8 meetings over 4 months is not a Scout needing a little extra help. That help should have been given the 4 months or so leading up to the rank. This SM is not only hurting this Scout, but losing the Troop IMO, I have seen more than one Troop fold for just such practices. We all know the type. We had on that just did not think a Scout should be first class prior to being 14, these leaders are out there, and they kill the program. I do agree a SM conference can be a great tool for training, but there should be no surprises, the Scout should know where they are going in, this should be a celebration of hard work, this leader just does not seem to grasp his responsibilities imo, putting a Scout through this for 4 months is unacceptable. Imo.


Well I must have missed the part where he said the boy was being held back due to age. Normally I would agree, age shouldn’t be a problem. Clearly there seem to be some underlying issues. I would have recommend a parent/SM conference long before seeking advice from the internet.


If the SM has 1 meeting then the requirement has been met. End of story. Now the SM may want to meet on a continuing basis to help the scout develop. Such would be good. But holding rank is NOT the way to develop the scout.


It seems like there are two different requirements potentially being invoked here. One is the Scoutmaster Conference, which is indeed just a requirement to “participate”, not to “pass”. The other requirement not signed off, if I understood the OP correctly, is the “Scout Spirit” requirement, which has three basic parts: demonstrate scout spirit; tell how you did your duty to God; and tell how you have lived the scout oath and law. Personally, I see the first and third parts as being closely related. The former is a case where observation of a scout actively living (or actively not living) the scout oath and/or law informs the conversation. The latter is what the scout perceives himself or herself to be doing to live the scout oath and law. Other than clear evidence that the scout isn’t living the scout oath or law, I’m not sure how a leader would justify declining to sign this off.

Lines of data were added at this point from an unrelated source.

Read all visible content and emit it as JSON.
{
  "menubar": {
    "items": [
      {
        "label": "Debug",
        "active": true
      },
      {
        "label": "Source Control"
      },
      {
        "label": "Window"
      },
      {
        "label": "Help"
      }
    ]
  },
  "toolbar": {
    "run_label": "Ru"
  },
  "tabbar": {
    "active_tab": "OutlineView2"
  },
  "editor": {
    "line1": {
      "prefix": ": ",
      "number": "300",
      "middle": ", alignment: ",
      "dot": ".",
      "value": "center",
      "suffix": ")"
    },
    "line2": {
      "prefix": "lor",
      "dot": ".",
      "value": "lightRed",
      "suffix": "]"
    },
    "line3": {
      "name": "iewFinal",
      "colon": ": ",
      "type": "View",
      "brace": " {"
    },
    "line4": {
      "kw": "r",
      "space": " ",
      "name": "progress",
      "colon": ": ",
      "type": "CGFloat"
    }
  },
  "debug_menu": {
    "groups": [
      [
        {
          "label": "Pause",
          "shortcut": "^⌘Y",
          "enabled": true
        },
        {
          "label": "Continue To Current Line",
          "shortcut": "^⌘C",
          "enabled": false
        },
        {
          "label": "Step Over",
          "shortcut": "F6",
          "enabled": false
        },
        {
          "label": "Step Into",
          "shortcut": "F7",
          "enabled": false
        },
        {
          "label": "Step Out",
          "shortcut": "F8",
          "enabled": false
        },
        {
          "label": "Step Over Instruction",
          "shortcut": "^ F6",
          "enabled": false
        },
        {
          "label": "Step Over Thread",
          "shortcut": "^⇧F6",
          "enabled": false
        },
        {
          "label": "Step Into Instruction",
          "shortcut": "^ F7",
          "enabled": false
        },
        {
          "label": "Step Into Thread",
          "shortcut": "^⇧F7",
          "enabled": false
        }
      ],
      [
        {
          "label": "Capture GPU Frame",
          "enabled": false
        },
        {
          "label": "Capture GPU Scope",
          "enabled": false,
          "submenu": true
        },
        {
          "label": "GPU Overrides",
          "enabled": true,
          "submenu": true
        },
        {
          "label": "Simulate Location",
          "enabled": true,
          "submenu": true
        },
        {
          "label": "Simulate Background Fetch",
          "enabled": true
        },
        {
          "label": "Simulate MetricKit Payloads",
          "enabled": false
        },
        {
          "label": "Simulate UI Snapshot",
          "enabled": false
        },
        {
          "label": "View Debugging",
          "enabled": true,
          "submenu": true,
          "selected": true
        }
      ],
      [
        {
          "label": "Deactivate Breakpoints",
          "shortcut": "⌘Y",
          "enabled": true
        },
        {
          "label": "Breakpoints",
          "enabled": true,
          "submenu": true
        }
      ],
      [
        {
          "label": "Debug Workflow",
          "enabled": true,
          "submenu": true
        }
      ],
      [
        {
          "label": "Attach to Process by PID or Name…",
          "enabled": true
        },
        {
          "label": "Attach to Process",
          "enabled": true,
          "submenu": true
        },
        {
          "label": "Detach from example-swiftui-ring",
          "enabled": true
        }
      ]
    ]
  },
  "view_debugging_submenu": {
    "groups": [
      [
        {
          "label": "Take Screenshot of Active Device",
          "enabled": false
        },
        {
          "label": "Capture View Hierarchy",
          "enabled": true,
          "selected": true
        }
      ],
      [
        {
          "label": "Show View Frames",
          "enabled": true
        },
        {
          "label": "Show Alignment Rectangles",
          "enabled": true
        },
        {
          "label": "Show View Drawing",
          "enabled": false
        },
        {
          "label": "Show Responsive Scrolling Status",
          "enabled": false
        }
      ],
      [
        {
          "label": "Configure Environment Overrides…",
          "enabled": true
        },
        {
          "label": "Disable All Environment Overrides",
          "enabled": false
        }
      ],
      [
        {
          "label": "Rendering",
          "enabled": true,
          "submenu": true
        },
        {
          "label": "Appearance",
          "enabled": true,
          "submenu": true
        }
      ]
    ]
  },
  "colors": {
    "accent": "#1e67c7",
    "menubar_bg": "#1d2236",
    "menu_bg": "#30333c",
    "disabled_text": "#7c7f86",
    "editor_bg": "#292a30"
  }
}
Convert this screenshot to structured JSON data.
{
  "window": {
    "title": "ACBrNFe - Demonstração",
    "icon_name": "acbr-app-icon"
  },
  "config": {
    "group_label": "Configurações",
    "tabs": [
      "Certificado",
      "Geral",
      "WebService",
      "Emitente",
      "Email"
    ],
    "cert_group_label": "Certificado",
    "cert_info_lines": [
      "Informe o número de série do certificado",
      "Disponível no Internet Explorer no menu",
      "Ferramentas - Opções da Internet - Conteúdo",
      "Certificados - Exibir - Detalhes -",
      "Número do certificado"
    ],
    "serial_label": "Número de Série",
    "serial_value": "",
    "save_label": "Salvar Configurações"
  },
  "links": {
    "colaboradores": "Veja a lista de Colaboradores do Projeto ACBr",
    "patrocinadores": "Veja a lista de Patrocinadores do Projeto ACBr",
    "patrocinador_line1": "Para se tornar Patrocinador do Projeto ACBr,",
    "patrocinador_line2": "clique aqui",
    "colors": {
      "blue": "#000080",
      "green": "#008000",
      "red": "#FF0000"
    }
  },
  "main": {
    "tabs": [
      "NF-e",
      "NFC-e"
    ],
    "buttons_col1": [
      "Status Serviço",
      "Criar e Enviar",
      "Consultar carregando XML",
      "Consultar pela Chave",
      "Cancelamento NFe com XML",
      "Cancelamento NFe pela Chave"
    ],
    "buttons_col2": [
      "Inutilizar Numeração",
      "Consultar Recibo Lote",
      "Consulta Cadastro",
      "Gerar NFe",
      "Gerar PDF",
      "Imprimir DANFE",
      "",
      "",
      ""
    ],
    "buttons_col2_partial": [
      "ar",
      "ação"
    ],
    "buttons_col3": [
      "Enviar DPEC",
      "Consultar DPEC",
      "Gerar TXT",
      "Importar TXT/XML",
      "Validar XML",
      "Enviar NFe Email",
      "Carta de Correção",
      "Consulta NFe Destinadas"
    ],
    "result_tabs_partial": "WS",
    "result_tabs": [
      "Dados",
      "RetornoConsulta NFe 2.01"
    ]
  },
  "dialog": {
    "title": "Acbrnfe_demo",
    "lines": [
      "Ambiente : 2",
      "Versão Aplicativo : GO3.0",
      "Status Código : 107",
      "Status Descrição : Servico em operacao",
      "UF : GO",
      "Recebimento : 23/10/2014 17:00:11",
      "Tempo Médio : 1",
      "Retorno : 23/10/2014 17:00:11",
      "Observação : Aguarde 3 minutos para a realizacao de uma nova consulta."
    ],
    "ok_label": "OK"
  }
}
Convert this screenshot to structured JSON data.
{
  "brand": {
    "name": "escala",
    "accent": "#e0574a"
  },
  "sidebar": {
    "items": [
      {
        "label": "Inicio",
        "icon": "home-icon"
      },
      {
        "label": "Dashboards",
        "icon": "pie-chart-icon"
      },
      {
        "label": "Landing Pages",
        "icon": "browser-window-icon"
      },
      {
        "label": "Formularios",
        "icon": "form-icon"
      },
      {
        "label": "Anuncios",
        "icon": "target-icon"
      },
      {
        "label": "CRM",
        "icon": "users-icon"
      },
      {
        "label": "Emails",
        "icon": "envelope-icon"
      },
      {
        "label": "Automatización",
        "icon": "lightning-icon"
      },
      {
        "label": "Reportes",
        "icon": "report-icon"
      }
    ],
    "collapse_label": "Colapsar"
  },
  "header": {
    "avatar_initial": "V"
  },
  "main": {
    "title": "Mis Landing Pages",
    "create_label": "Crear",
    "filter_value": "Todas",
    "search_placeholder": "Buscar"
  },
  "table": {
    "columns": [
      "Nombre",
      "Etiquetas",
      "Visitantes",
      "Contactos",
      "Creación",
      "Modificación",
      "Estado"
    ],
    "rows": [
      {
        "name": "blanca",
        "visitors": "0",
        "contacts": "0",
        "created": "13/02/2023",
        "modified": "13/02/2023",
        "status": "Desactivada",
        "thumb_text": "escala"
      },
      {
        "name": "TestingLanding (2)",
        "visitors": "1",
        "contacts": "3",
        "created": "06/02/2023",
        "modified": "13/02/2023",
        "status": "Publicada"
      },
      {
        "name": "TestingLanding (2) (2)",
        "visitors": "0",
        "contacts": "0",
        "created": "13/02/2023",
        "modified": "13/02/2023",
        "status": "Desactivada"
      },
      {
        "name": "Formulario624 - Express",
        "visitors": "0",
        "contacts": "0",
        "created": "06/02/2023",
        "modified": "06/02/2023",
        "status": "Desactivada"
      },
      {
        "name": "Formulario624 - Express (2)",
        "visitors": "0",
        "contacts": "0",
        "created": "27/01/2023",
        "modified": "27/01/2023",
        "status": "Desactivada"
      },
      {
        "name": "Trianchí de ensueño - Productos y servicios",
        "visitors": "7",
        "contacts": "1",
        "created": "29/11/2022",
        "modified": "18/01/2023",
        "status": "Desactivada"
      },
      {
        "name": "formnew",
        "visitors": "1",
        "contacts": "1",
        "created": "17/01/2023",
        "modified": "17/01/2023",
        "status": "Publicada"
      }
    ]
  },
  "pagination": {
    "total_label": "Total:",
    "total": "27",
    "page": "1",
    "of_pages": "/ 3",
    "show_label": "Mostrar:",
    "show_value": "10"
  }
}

I’m still not clear on what exactly it is that this unit’s leadership expects from this scout. I agree that a variety of the behaviors described (e.g. striking prior signatures, a nebulous expectation of activity in the troop demonstrating scout spirit rather than “outside” of the troop) seem to pass from the acceptable to the dubious.